We will have a draw to make it fair and will pull out the name from a box. Some of the guys responded to my blog to bring planes and tools to smooth up surfaces for gluing up the laminated legs and benchtop and we get started today. This evening we will be meeting with some of you for dinner somewhere in Duluth so I am looking forward to that too.
An ongoing investment
My reasons for being here in the US and touring from state to state over the last three months are to solidify the friendships and associations we have made and enjoyed over last two decades of training US woodworkers.Without you we could never have achieved what we have and it’s not over yet. You are all instrumental in the future of woodworking and one thing I have always admired about beyond the dedication of woodworkers is their willing spirit of generosity and help.
As you know, later this year New Legacy will undertake the training of 8 young people over 18 under 30 years old over a three month program we have put together as our social enterprise. So far we have five people who will be grappling with their future to become crafting artisans and so far this includes people from England, USA, Argentina, Slovakia and possibly Nigeria. This is where we take three months out to work solely with them to guide them on a highly compressed apprenticeship training program designed for them to work individually and as a team to become woodworkers in general but fine furniture makers too. They will build everything from chests of drawers to writing desks, office conference tables, some different beds, a dining suite for eight and much more. The end result will be about 40 pieces ranging from floor lamps to wall cabinets, but the important ingredient will be their fulfillment to become crafting artisans.
We will be relying on you for different input to give them this opportunity to grow in their woodworking skills. The outcome of what they make will be a portfolio not so much only of the pieces we will be building (that will be the case too) but of skill, determination, team working and sharing life. The appeal for help on the workbench above was well met as have been other appeals in the past. Our goal is to expand the ethos of generosity throughout the world of woodworking to create new spheres of creativity in young people.

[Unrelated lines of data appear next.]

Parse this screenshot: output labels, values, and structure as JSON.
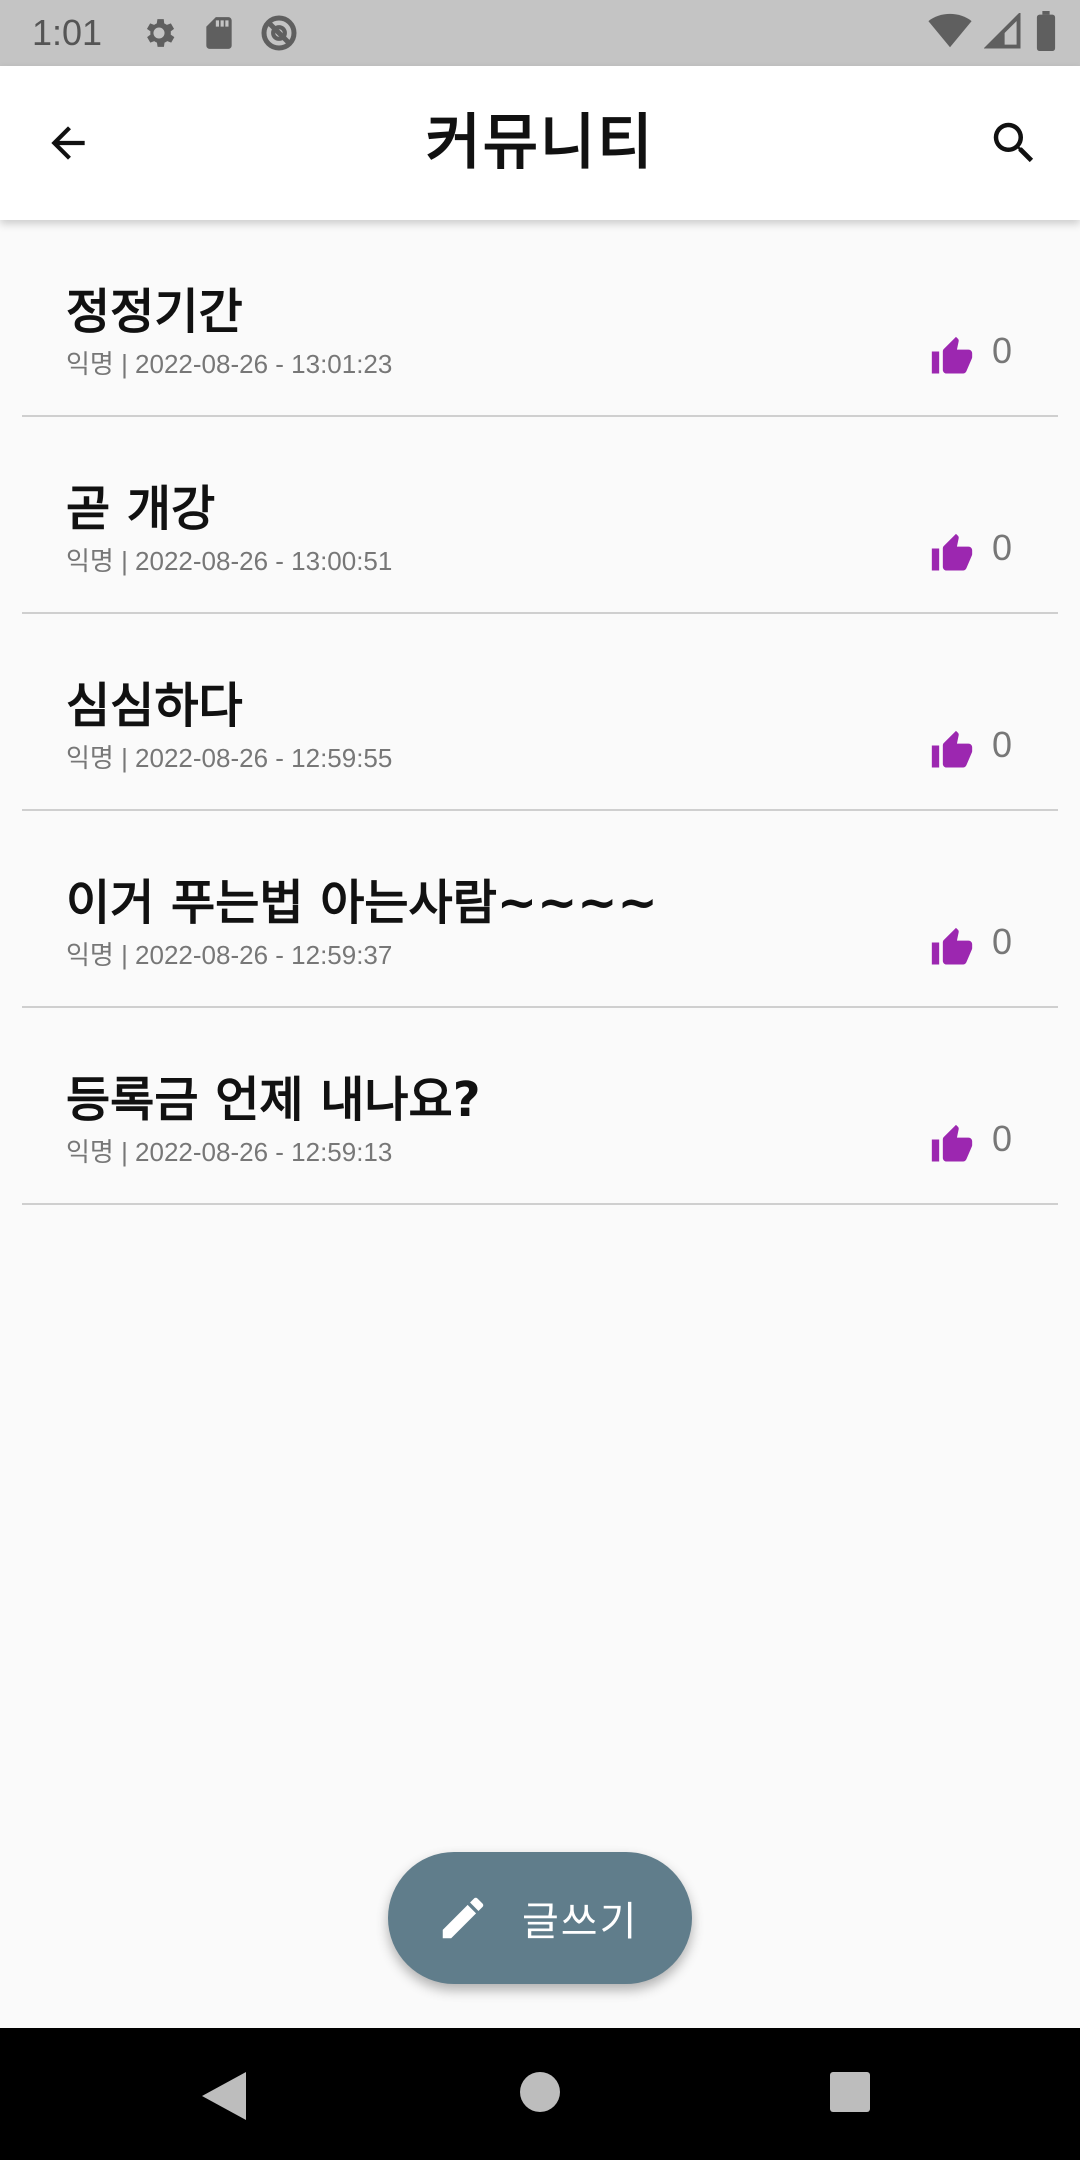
{
  "status_bar": {
    "time": "1:01",
    "icons": [
      "settings-icon",
      "sd-card-icon",
      "sync-disabled-icon",
      "wifi-icon",
      "signal-icon",
      "battery-icon"
    ]
  },
  "app_bar": {
    "title": "커뮤니티",
    "back_icon": "arrow-back-icon",
    "search_icon": "search-icon"
  },
  "posts": [
    {
      "title": "정정기간",
      "meta": "익명 | 2022-08-26 - 13:01:23",
      "likes": "0"
    },
    {
      "title": "곧 개강",
      "meta": "익명 | 2022-08-26 - 13:00:51",
      "likes": "0"
    },
    {
      "title": "심심하다",
      "meta": "익명 | 2022-08-26 - 12:59:55",
      "likes": "0"
    },
    {
      "title": "이거 푸는법 아는사람~~~~",
      "meta": "익명 | 2022-08-26 - 12:59:37",
      "likes": "0"
    },
    {
      "title": "등록금 언제 내나요?",
      "meta": "익명 | 2022-08-26 - 12:59:13",
      "likes": "0"
    }
  ],
  "fab": {
    "label": "글쓰기",
    "icon": "pencil-icon"
  },
  "colors": {
    "accent": "#9c27b0",
    "fab": "#607d8b",
    "status_bar": "#c4c4c4",
    "nav_bar": "#000000"
  }
}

Unbeknown to many of you, you have already been contributing for many many years as we have given away classes on a ratio of 1-10 to people who might not otherwise be unable to take the steps to becoming craftsmen and craftswomen of the future. Our goal is ambitious and so too those who will be embarking on this extreme effort to work with me for three rock-solid months of woodworking and furniture making. I have much more to tell you on this as our plans unfold, but we will need help from our woodworking friends and supporters to bring this to pass.
The Woodworking Shows’ show – Final venue of the season
Yes, this weekend we bring the shows to an end of season right here in Georgia and what better a place to do that I cannot imagine. I have been to Atlanta several times in the past but these past two days have been wonderful for me. Visiting Highland Hardware was really great and I can imagine a few out there saying, “Visiting a woodworking store on your day off as a full-time, year-round woodworker! Get a life! Anyway, the venue setting is just lovely too and we look forward to seeing as many of you as we can fit into the facility. There is so much to see and so many demonstrators that Bryce Beerman, the show owner and promoter, has brought together you cannot spend less than a day at the show to see everything. Many people stay for the three days because of demonstrator crossover. It is best to look at the schedule and plan the day so you can take in the non-ongoing demonstrations. Sawstop has a fascinating demonstration on how the Sawstop actually works and I have already bragged on some of the other presenters giving it their all. Don’t pass up this last show if you are here in Georgia. I look forward to seeing you and we will announce the winner of the workbench here on my blog Sunday evening.